[ASSIGNMENT]
The answer should consist of every line in the material below that has the word "同类作品".
- - -
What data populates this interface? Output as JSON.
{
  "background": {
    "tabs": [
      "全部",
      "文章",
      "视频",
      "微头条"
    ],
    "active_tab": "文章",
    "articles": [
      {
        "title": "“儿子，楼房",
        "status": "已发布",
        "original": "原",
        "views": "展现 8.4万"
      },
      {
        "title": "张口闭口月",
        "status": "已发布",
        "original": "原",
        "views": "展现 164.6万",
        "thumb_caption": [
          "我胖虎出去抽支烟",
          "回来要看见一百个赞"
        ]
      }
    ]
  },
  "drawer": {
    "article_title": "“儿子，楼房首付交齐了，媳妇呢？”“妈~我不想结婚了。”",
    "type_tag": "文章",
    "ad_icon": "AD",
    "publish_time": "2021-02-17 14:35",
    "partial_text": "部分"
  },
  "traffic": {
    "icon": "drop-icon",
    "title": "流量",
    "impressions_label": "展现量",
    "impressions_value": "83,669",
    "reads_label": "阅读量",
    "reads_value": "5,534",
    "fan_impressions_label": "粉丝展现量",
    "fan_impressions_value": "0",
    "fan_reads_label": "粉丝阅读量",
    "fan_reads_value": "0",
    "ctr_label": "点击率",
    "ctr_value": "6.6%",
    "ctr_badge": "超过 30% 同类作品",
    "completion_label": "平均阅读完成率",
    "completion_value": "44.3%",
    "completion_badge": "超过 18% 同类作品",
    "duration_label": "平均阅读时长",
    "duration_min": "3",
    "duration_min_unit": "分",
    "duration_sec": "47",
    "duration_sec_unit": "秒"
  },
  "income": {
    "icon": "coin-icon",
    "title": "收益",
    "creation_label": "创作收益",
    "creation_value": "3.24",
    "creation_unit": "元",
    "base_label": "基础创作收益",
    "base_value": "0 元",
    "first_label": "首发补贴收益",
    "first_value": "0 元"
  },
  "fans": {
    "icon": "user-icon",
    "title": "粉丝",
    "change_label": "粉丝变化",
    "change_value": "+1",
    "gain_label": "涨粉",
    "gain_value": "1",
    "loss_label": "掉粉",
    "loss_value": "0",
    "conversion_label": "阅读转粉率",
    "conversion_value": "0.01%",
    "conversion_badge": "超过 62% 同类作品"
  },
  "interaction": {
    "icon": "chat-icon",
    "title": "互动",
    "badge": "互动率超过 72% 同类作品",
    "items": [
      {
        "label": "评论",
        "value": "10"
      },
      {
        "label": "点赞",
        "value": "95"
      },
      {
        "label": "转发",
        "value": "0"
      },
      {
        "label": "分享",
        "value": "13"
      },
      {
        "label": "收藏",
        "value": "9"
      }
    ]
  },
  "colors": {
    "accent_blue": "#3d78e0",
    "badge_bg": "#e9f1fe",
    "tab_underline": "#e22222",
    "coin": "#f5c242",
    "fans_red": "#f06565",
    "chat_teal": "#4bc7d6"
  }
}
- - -
[ANSWER BOX]
    "ctr_badge": "超过 30% 同类作品",
    "completion_badge": "超过 18% 同类作品",
    "conversion_badge": "超过 62% 同类作品"
    "badge": "互动率超过 72% 同类作品",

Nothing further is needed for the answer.